1.11 The final contribution by Jo Armstrong, ‘Beyond ‘Juggling’ and’ Flexibility’: Classed and Gendered Experiences of Combining Employment and Motherhood’, draws the special issue to a close by calling for the need to move beyond popular notions of ‘work-life balance’ and ‘juggling’. Armstrong argues that instead more attention needs to focus upon how women’s experiences of motherhood and paid employment are intimately connected with issues of class, gender, sexuality and ethnicity. Her study highlights the complexities of such processes and the need to consider how these shift over the life course. Drawing upon Bourdieu, Armstrong suggests that the different trajectories that individual’s experience are linked to access to different forms of capital.

1.12 Taken together these contributions offer a variety of small-scale empirically based case studies and a more theoretically informed piece that address the dynamics and complexities of social change, with important implications for our understanding of intimacy and families in the 21st Century. They suggest that an analysis of past and current trends is necessary in order to develop informed reflection about likely future patterns. We hope these papers will open up renewed debate about the challenges and opportunities presently facing the discipline and thank the contributors for making this such a stimulating collection.

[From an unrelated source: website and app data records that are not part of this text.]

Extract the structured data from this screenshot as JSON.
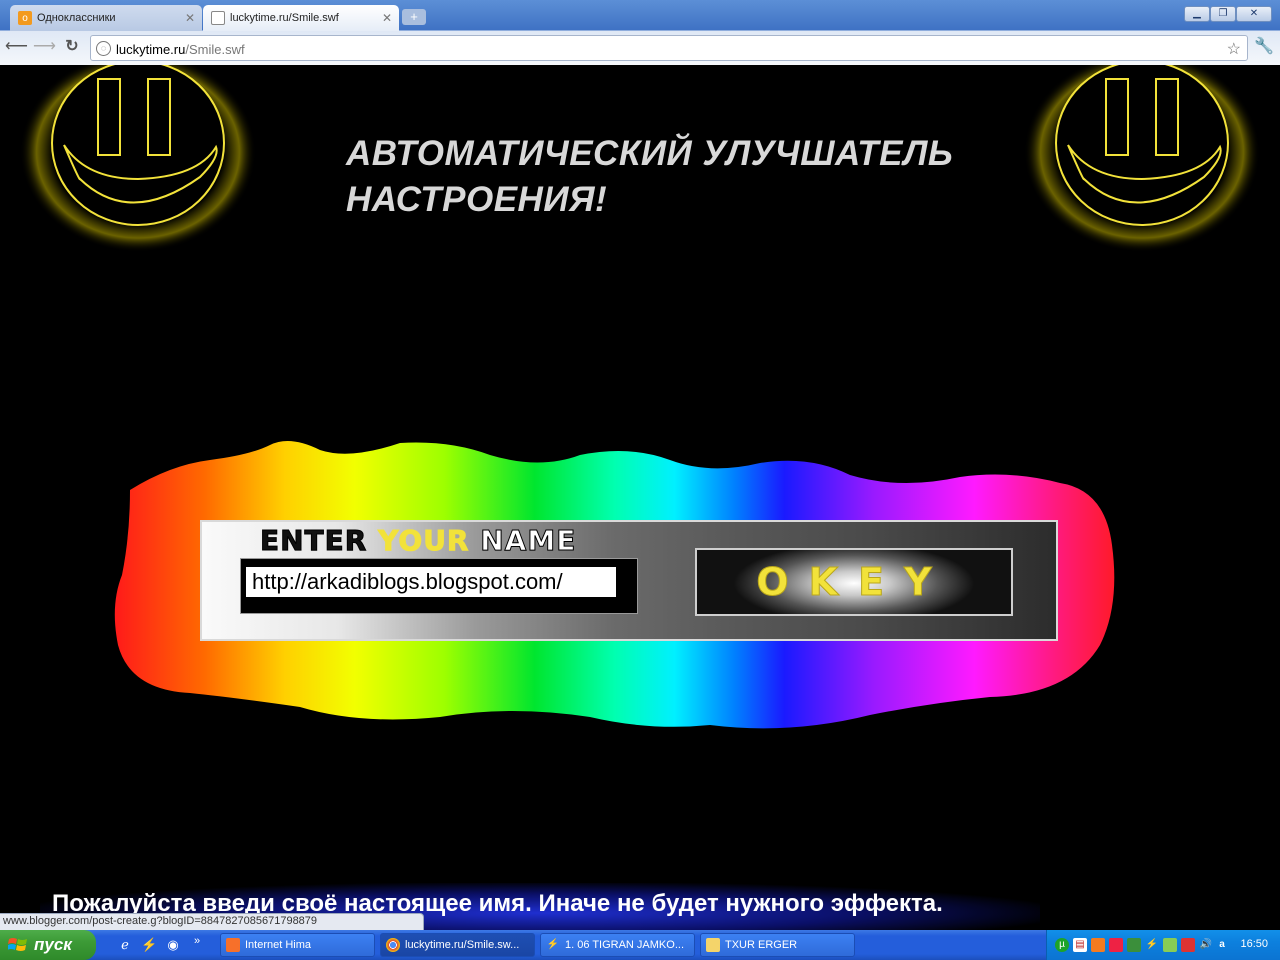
{
  "browser": {
    "tabs": [
      {
        "title": "Одноклассники",
        "icon": "odnoklassniki-icon",
        "active": false
      },
      {
        "title": "luckytime.ru/Smile.swf",
        "icon": "page-icon",
        "active": true
      }
    ],
    "url_host": "luckytime.ru",
    "url_path": "/Smile.swf"
  },
  "page": {
    "headline_line1": "АВТОМАТИЧЕСКИЙ УЛУЧШАТЕЛЬ",
    "headline_line2": "НАСТРОЕНИЯ!",
    "enter_word1": "ENTER",
    "enter_word2": "YOUR",
    "enter_word3": "NAME",
    "name_value": "http://arkadiblogs.blogspot.com/",
    "okey_label": "OKEY",
    "bottom_message": "Пожалуйста введи своё настоящее имя. Иначе не будет нужного эффекта.",
    "status_url": "www.blogger.com/post-create.g?blogID=8847827085671798879",
    "colors": {
      "smiley": "#f2e23a",
      "okey_text": "#f2e23a",
      "headline": "#d8d8d8"
    }
  },
  "taskbar": {
    "start_label": "пуск",
    "quick_launch": [
      "ie-icon",
      "winamp-icon",
      "chrome-icon"
    ],
    "quick_more": "»",
    "tasks": [
      {
        "label": "Internet Hima",
        "icon": "hima-icon",
        "active": false
      },
      {
        "label": "luckytime.ru/Smile.sw...",
        "icon": "chrome-icon",
        "active": true
      },
      {
        "label": "1. 06 TIGRAN JAMKO...",
        "icon": "winamp-icon",
        "active": false
      },
      {
        "label": "TXUR ERGER",
        "icon": "folder-icon",
        "active": false
      }
    ],
    "clock": "16:50"
  }
}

Dr Alison Anderson (Reader in Sociology, University of Plymouth) and
Professor Elizabeth Ettorre (Professor of Sociology, University of Plymouth)


BECK, U. (1992) Risk Society: Towards a New Modernity. London: Sage.

LUPTON, D. (1999) Theorising Risk and Culture. Cambridge: Cambridge University Press.

MILES, S. (2001) Youth Lifestyles in a Changing World. London: Routledge.

PEARSON, A. (2002) I Don’t Know How She Does it: The Life of Kate Reddy, Working Mother. London: Chatto and Windus.

SMART, C. NEALE, B. and WADE, A. (2001) The Changing Experience of Childhood: Families and Divorce. Cambridge : Polity Press

WILKINSON, I. (2001) Anxiety in a Risk Society. London: Routledge.

WILLIAMS, F. (2004) Rethinking Families. London: Calouste Gulbenkian Foundation.